## [TASK REQUIREMENTS]
Return all lines in the material below that contain "index".

## [TASK DATA]
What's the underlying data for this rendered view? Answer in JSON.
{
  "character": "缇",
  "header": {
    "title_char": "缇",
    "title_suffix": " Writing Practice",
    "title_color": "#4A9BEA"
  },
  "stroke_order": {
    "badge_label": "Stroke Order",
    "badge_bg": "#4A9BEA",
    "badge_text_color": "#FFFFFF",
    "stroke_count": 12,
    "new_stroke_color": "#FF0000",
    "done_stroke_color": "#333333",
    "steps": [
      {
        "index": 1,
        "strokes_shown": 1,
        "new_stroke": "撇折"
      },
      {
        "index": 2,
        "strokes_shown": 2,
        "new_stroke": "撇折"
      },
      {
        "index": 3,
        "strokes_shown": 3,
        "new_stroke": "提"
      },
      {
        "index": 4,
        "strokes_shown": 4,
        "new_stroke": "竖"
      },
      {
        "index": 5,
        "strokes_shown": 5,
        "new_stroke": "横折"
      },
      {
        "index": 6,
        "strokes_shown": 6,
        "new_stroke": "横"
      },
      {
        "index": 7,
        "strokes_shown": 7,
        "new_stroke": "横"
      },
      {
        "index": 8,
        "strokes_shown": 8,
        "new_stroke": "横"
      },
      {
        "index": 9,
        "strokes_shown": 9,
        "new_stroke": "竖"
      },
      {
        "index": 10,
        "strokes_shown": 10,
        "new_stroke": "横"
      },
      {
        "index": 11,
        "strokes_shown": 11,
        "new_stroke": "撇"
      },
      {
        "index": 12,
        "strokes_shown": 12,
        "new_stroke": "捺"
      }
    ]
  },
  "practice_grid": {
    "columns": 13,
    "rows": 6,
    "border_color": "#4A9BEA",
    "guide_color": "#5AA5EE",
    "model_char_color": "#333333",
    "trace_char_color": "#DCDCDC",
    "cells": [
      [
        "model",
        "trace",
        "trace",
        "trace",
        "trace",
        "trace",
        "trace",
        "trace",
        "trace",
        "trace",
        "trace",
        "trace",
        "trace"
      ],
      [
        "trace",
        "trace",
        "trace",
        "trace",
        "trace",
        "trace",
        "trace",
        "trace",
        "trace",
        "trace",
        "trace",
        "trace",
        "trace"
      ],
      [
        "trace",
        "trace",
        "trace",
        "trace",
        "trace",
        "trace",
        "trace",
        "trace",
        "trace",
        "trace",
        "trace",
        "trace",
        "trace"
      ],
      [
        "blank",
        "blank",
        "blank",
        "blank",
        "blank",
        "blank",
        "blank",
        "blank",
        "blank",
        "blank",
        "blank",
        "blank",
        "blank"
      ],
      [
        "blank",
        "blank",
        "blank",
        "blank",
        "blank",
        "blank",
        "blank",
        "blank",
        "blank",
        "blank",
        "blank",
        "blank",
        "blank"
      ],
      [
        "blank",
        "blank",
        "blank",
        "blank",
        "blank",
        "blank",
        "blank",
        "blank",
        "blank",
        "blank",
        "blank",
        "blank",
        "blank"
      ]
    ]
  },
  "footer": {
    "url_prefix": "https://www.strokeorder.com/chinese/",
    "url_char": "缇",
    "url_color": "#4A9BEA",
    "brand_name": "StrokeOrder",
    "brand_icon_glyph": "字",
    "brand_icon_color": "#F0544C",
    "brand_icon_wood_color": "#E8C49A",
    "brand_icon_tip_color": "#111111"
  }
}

## [SOLUTION TO THIS PROBLEM]
        "index": 1,
        "index": 2,
        "index": 3,
        "index": 4,
        "index": 5,
        "index": 6,
        "index": 7,
        "index": 8,
        "index": 9,
        "index": 10,
        "index": 11,
        "index": 12,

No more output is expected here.